  • Control users by establishing and securing administrative privileges, and establishing access to network areas on a need-to-know basis.
  • Update continuously with software updates and security patches, and monitor for security advisories and threat bulletins. Understanding and managing system vulnerabilities has become a continuous activity, requiring significant time and attention.
  • Protect key assets with proper tools and procedures. A company should ensure that its web browsers are updated in order to protect itself against malware, and that appropriate processes are undertaken for backing up critical data and allowing its timely recovery. Without access to trustworthy data recovery capability, it may be difficult to remove all aspects of a hacker’s presence in the company’s network. A company should also undertake procedures to protect its data through use of encryption, integrity protection and data loss prevention (DLP techniques.
  • Implement defenses against malware and boundary intrusions with automated and rapid software updating at points of possible attacks, and adopt multilayered boundary defenses by relying on firewalls, DMZ perimeter networks and proxies.
    Block access to vulnerable entry points through use of port scanning tools, by limiting and controlling wireless access and entry ports, and by managing the security life of software as vulnerabilities are discovered and disclosed.
  • Train staff by providing security training to employees and vendors who have access to your company’s network and data.
    Monitor activity on network accounts and review network audit logs to prevent hackers from being able to hide the presence of malware and their activities on compromised devices; close inactive accounts.
  • Test and prepare by creating a cybersecurity incident response plan, assembling a response team, and running exercises to test your company’s security and ability to respond quickly to a data breach or other cyberattack.

Who can enforce the law?

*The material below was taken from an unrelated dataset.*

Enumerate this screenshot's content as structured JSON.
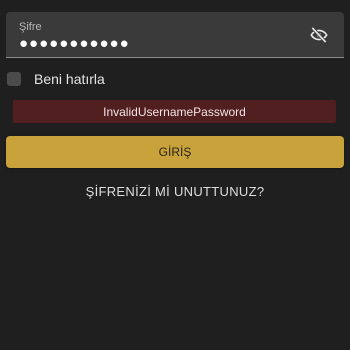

Private parties do not have the authority to sue under the California law; rather, the law delegates enforcement exclusively to the California Attorney General, city attorneys, county counsels and district attorneys. The law also does not specify what types of penalties officials can seek for violations, what the maximum penalties are or whether officials must prove that actual harm to consumers has occurred before seeking penalties.